• YOUR OBJECTIVE: In the data, find each line where the word "Zaměstnanost" appears and list that line.

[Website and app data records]
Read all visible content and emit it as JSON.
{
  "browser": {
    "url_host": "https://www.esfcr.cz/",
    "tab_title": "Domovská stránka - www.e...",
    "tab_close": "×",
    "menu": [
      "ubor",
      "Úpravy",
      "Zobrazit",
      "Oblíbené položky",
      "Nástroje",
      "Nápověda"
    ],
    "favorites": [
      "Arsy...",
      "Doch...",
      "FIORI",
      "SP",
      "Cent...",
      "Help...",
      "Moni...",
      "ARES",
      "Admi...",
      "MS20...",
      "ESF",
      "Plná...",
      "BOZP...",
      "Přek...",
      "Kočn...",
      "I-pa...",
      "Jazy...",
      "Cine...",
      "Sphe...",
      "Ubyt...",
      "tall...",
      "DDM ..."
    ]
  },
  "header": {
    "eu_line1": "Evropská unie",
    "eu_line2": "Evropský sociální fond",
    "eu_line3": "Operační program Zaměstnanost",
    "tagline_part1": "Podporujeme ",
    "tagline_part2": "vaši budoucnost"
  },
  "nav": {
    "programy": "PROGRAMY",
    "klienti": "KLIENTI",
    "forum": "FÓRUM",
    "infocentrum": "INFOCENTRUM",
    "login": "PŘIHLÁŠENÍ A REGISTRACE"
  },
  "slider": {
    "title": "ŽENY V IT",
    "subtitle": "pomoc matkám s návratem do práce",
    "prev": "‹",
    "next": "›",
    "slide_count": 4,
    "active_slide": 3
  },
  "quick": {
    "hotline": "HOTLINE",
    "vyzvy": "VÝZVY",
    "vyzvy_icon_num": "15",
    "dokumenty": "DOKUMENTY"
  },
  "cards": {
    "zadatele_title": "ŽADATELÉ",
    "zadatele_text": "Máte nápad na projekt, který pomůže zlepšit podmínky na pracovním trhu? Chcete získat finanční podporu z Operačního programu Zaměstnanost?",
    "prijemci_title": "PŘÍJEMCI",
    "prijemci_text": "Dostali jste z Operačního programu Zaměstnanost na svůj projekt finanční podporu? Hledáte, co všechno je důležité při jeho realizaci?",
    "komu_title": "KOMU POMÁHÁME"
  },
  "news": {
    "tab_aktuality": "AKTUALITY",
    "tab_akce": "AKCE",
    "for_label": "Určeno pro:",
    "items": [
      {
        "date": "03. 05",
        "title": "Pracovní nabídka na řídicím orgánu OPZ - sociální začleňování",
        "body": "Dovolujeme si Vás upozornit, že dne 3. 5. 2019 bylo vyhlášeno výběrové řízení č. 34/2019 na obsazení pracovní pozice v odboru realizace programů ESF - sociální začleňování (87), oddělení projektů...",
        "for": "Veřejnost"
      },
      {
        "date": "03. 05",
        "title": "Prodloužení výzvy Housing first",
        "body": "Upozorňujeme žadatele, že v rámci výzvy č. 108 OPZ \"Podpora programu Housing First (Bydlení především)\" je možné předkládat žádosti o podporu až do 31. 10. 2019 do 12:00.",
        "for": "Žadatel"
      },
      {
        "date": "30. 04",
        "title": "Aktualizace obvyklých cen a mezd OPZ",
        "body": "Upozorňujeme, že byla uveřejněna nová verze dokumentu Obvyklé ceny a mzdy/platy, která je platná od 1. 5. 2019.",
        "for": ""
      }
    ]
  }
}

• ANSWER FOR THIS EXERCISE:
    "eu_line3": "Operační program Zaměstnanost",
    "zadatele_text": "Máte nápad na projekt, který pomůže zlepšit podmínky na pracovním trhu? Chcete získat finanční podporu z Operačního programu Zaměstnanost?",
    "prijemci_text": "Dostali jste z Operačního programu Zaměstnanost na svůj projekt finanční podporu? Hledáte, co všechno je důležité při jeho realizaci?",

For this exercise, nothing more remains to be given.